I drew a sunflower in my sketchbook using pencil, then a black skinny Sharpie, and colored pencil over lines I liked and wanted to emphasize. After that, I watercolored over it. You can still see the bold, bright lines through the watercolors. Next, I photocopied it onto paper-backed fabric I bought at Jo Ann Fabrics. I'm going to fuse interfacing onto the back of it, then try some thread sketching. This is a new technique for me, so we'll see how it goes . . .
Here's one element of my "Memories of Santa Fe" quilt - the one I'll enter in the Parker Arts Center show. I cut a resist shape out of freezer paper, then brayered paint on my gelli print plate. To get the coral color, I sprayed with thinned dye, and it stayed put everywhere the resist had been.

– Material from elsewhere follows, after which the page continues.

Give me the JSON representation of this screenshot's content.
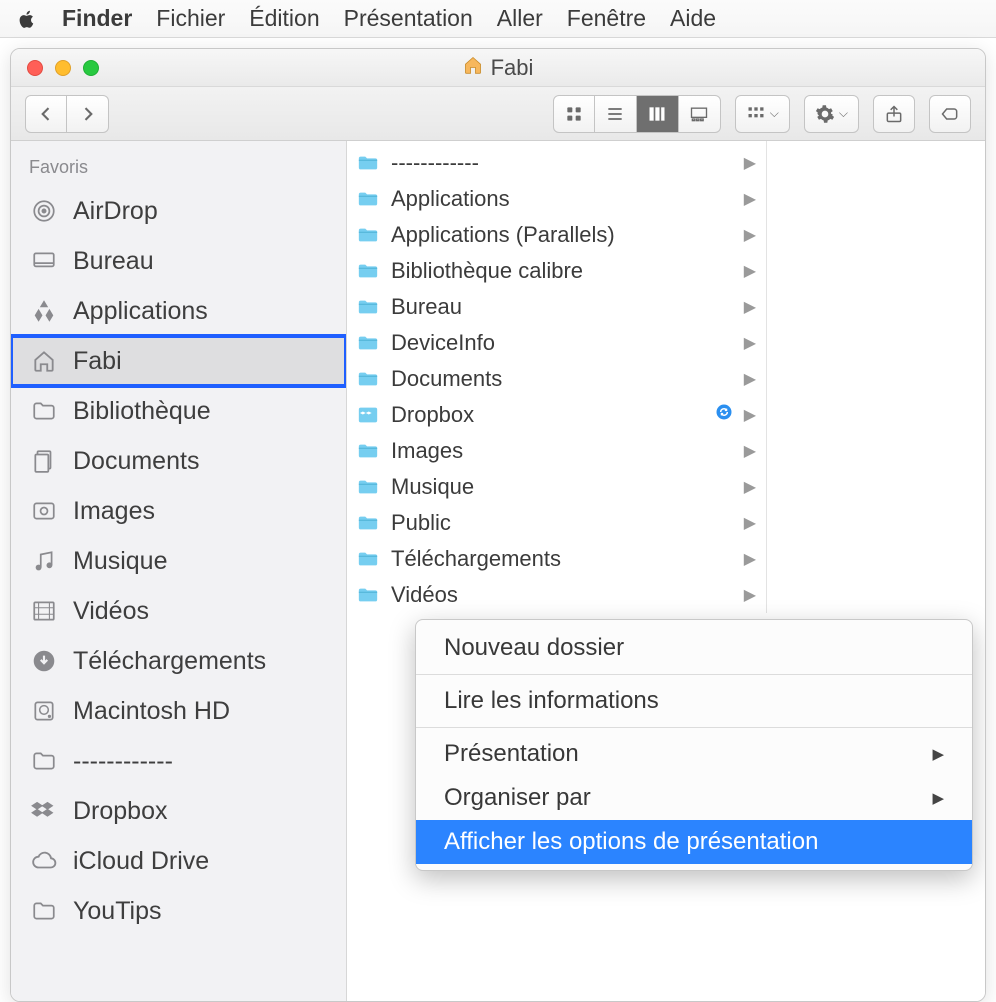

Were we there only two days? We covered a lot of ground on this little getaway, and all of it good! If you go to Paonia, do not miss Azura winery. The view is fabulous, and the architecture is a breath of Tuscany. Lovely!!! Other great places are Fresh and Wyld Inn and Farm, Delicious Orchards, and the Wiseheart B&B. What a sweet little mini-vacation.
This is me; happy to have gotten a sideways tour of this gorgeous region.
There are a couple important regional shows coming up, and I'm well underway to create work that's good enough to get juried in - or at least the best work I'm capable of. I'm focusing on very bright colors, lots of texture, and subject matter that's close to my heart. The bird drawing on fabric is outlined with a brush point permanent marker to get the thick and thin lines. I then colored in it with Inktense water soluble colored pencils and heat set the fabric with an iron. The background is pieced with hand dyed and painted fabric from the studio.
Everyone bravely got their hands goopy with acrylic paints to stencil on the details first. When the paint was dry, it was time to spray the loose washes of bold color! I loved my ladies' results - the T-shirts turned out as individual as they are. Peggy's had a dream-like feel of the stars in the Southwest: (it reminded me of what the Native Americans call the "trail of souls"in the night sky). It had some lovely shades of cherry red with gold and teal. Carol's turned into a happy flower garden with soft pastels.Here it is in progress below.